◆ Task directions
Write out every entry once more, character for character.

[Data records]
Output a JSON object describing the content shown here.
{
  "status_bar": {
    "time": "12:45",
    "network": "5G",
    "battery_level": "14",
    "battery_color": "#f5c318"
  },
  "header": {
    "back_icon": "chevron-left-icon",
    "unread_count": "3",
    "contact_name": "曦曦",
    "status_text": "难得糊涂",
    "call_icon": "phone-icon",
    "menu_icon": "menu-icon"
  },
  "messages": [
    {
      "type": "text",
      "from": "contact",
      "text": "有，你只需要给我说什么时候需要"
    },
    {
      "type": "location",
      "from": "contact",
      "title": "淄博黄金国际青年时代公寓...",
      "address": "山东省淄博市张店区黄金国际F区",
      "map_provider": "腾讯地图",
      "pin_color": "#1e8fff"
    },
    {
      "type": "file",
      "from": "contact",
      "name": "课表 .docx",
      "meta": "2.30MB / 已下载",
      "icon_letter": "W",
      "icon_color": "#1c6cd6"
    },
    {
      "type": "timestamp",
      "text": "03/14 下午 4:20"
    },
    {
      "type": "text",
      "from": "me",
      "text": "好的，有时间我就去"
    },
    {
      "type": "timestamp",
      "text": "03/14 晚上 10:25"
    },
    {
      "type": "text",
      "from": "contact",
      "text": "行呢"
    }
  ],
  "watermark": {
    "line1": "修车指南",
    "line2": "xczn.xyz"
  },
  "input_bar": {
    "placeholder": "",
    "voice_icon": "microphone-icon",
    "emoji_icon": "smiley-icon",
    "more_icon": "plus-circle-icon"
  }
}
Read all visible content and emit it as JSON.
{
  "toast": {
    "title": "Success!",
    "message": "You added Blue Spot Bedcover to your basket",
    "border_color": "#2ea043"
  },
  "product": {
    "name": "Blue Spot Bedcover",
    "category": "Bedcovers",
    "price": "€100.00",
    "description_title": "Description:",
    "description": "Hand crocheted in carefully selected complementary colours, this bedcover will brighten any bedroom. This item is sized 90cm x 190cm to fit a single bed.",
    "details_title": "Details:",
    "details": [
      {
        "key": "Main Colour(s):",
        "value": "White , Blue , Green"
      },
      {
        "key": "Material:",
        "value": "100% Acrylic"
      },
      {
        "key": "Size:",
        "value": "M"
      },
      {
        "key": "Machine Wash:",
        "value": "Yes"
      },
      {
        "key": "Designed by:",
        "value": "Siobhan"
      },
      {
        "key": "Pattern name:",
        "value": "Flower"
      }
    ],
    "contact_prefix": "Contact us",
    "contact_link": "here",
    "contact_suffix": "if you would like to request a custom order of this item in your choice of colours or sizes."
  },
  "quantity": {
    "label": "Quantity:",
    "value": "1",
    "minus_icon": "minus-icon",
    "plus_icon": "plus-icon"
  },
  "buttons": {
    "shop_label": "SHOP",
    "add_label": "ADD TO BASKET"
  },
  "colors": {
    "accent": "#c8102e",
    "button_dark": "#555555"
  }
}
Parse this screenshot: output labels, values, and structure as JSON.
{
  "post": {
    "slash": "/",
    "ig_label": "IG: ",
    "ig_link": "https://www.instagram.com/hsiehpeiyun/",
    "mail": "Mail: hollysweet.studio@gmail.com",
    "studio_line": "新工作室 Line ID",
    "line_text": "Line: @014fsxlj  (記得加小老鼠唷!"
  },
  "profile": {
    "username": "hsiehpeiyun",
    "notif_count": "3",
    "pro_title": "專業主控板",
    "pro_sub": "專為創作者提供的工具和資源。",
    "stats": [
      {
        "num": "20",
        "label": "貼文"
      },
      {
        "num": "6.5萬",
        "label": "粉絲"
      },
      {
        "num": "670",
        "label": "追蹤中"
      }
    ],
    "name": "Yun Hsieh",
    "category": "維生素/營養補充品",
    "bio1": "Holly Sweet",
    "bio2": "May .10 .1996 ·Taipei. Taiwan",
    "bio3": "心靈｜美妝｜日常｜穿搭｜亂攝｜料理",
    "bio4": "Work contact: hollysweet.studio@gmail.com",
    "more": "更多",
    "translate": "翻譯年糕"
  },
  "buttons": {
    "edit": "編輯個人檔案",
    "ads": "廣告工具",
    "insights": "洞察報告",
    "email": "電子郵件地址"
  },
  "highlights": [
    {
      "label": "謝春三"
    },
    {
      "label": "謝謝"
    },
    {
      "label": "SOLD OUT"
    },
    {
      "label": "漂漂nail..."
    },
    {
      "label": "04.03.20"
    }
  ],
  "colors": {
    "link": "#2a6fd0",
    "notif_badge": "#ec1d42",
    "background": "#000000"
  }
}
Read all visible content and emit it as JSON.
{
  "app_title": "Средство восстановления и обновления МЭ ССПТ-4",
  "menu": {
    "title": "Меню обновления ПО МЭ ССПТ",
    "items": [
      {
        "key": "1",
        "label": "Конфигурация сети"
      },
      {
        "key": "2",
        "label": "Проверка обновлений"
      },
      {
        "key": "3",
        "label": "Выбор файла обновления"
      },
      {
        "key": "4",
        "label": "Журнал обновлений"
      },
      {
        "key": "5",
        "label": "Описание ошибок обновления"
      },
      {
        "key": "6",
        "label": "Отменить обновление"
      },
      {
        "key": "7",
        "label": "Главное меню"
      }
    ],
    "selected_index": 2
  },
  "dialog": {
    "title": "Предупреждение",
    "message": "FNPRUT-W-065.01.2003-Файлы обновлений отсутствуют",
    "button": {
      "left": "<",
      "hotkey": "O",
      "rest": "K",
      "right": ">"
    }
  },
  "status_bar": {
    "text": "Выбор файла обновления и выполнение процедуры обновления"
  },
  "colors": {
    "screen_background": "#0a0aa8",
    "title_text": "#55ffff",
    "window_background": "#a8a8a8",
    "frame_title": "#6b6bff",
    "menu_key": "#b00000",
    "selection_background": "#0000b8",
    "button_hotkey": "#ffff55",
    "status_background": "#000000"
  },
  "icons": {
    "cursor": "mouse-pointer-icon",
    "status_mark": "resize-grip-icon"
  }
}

◆ Answer to this task
Output a JSON object describing the content shown here.
{
  "status_bar": {
    "time": "12:45",
    "network": "5G",
    "battery_level": "14",
    "battery_color": "#f5c318"
  },
  "header": {
    "back_icon": "chevron-left-icon",
    "unread_count": "3",
    "contact_name": "曦曦",
    "status_text": "难得糊涂",
    "call_icon": "phone-icon",
    "menu_icon": "menu-icon"
  },
  "messages": [
    {
      "type": "text",
      "from": "contact",
      "text": "有，你只需要给我说什么时候需要"
    },
    {
      "type": "location",
      "from": "contact",
      "title": "淄博黄金国际青年时代公寓...",
      "address": "山东省淄博市张店区黄金国际F区",
      "map_provider": "腾讯地图",
      "pin_color": "#1e8fff"
    },
    {
      "type": "file",
      "from": "contact",
      "name": "课表 .docx",
      "meta": "2.30MB / 已下载",
      "icon_letter": "W",
      "icon_color": "#1c6cd6"
    },
    {
      "type": "timestamp",
      "text": "03/14 下午 4:20"
    },
    {
      "type": "text",
      "from": "me",
      "text": "好的，有时间我就去"
    },
    {
      "type": "timestamp",
      "text": "03/14 晚上 10:25"
    },
    {
      "type": "text",
      "from": "contact",
      "text": "行呢"
    }
  ],
  "watermark": {
    "line1": "修车指南",
    "line2": "xczn.xyz"
  },
  "input_bar": {
    "placeholder": "",
    "voice_icon": "microphone-icon",
    "emoji_icon": "smiley-icon",
    "more_icon": "plus-circle-icon"
  }
}
Read all visible content and emit it as JSON.
{
  "toast": {
    "title": "Success!",
    "message": "You added Blue Spot Bedcover to your basket",
    "border_color": "#2ea043"
  },
  "product": {
    "name": "Blue Spot Bedcover",
    "category": "Bedcovers",
    "price": "€100.00",
    "description_title": "Description:",
    "description": "Hand crocheted in carefully selected complementary colours, this bedcover will brighten any bedroom. This item is sized 90cm x 190cm to fit a single bed.",
    "details_title": "Details:",
    "details": [
      {
        "key": "Main Colour(s):",
        "value": "White , Blue , Green"
      },
      {
        "key": "Material:",
        "value": "100% Acrylic"
      },
      {
        "key": "Size:",
        "value": "M"
      },
      {
        "key": "Machine Wash:",
        "value": "Yes"
      },
      {
        "key": "Designed by:",
        "value": "Siobhan"
      },
      {
        "key": "Pattern name:",
        "value": "Flower"
      }
    ],
    "contact_prefix": "Contact us",
    "contact_link": "here",
    "contact_suffix": "if you would like to request a custom order of this item in your choice of colours or sizes."
  },
  "quantity": {
    "label": "Quantity:",
    "value": "1",
    "minus_icon": "minus-icon",
    "plus_icon": "plus-icon"
  },
  "buttons": {
    "shop_label": "SHOP",
    "add_label": "ADD TO BASKET"
  },
  "colors": {
    "accent": "#c8102e",
    "button_dark": "#555555"
  }
}
Parse this screenshot: output labels, values, and structure as JSON.
{
  "post": {
    "slash": "/",
    "ig_label": "IG: ",
    "ig_link": "https://www.instagram.com/hsiehpeiyun/",
    "mail": "Mail: hollysweet.studio@gmail.com",
    "studio_line": "新工作室 Line ID",
    "line_text": "Line: @014fsxlj  (記得加小老鼠唷!"
  },
  "profile": {
    "username": "hsiehpeiyun",
    "notif_count": "3",
    "pro_title": "專業主控板",
    "pro_sub": "專為創作者提供的工具和資源。",
    "stats": [
      {
        "num": "20",
        "label": "貼文"
      },
      {
        "num": "6.5萬",
        "label": "粉絲"
      },
      {
        "num": "670",
        "label": "追蹤中"
      }
    ],
    "name": "Yun Hsieh",
    "category": "維生素/營養補充品",
    "bio1": "Holly Sweet",
    "bio2": "May .10 .1996 ·Taipei. Taiwan",
    "bio3": "心靈｜美妝｜日常｜穿搭｜亂攝｜料理",
    "bio4": "Work contact: hollysweet.studio@gmail.com",
    "more": "更多",
    "translate": "翻譯年糕"
  },
  "buttons": {
    "edit": "編輯個人檔案",
    "ads": "廣告工具",
    "insights": "洞察報告",
    "email": "電子郵件地址"
  },
  "highlights": [
    {
      "label": "謝春三"
    },
    {
      "label": "謝謝"
    },
    {
      "label": "SOLD OUT"
    },
    {
      "label": "漂漂nail..."
    },
    {
      "label": "04.03.20"
    }
  ],
  "colors": {
    "link": "#2a6fd0",
    "notif_badge": "#ec1d42",
    "background": "#000000"
  }
}
Read all visible content and emit it as JSON.
{
  "app_title": "Средство восстановления и обновления МЭ ССПТ-4",
  "menu": {
    "title": "Меню обновления ПО МЭ ССПТ",
    "items": [
      {
        "key": "1",
        "label": "Конфигурация сети"
      },
      {
        "key": "2",
        "label": "Проверка обновлений"
      },
      {
        "key": "3",
        "label": "Выбор файла обновления"
      },
      {
        "key": "4",
        "label": "Журнал обновлений"
      },
      {
        "key": "5",
        "label": "Описание ошибок обновления"
      },
      {
        "key": "6",
        "label": "Отменить обновление"
      },
      {
        "key": "7",
        "label": "Главное меню"
      }
    ],
    "selected_index": 2
  },
  "dialog": {
    "title": "Предупреждение",
    "message": "FNPRUT-W-065.01.2003-Файлы обновлений отсутствуют",
    "button": {
      "left": "<",
      "hotkey": "O",
      "rest": "K",
      "right": ">"
    }
  },
  "status_bar": {
    "text": "Выбор файла обновления и выполнение процедуры обновления"
  },
  "colors": {
    "screen_background": "#0a0aa8",
    "title_text": "#55ffff",
    "window_background": "#a8a8a8",
    "frame_title": "#6b6bff",
    "menu_key": "#b00000",
    "selection_background": "#0000b8",
    "button_hotkey": "#ffff55",
    "status_background": "#000000"
  },
  "icons": {
    "cursor": "mouse-pointer-icon",
    "status_mark": "resize-grip-icon"
  }
}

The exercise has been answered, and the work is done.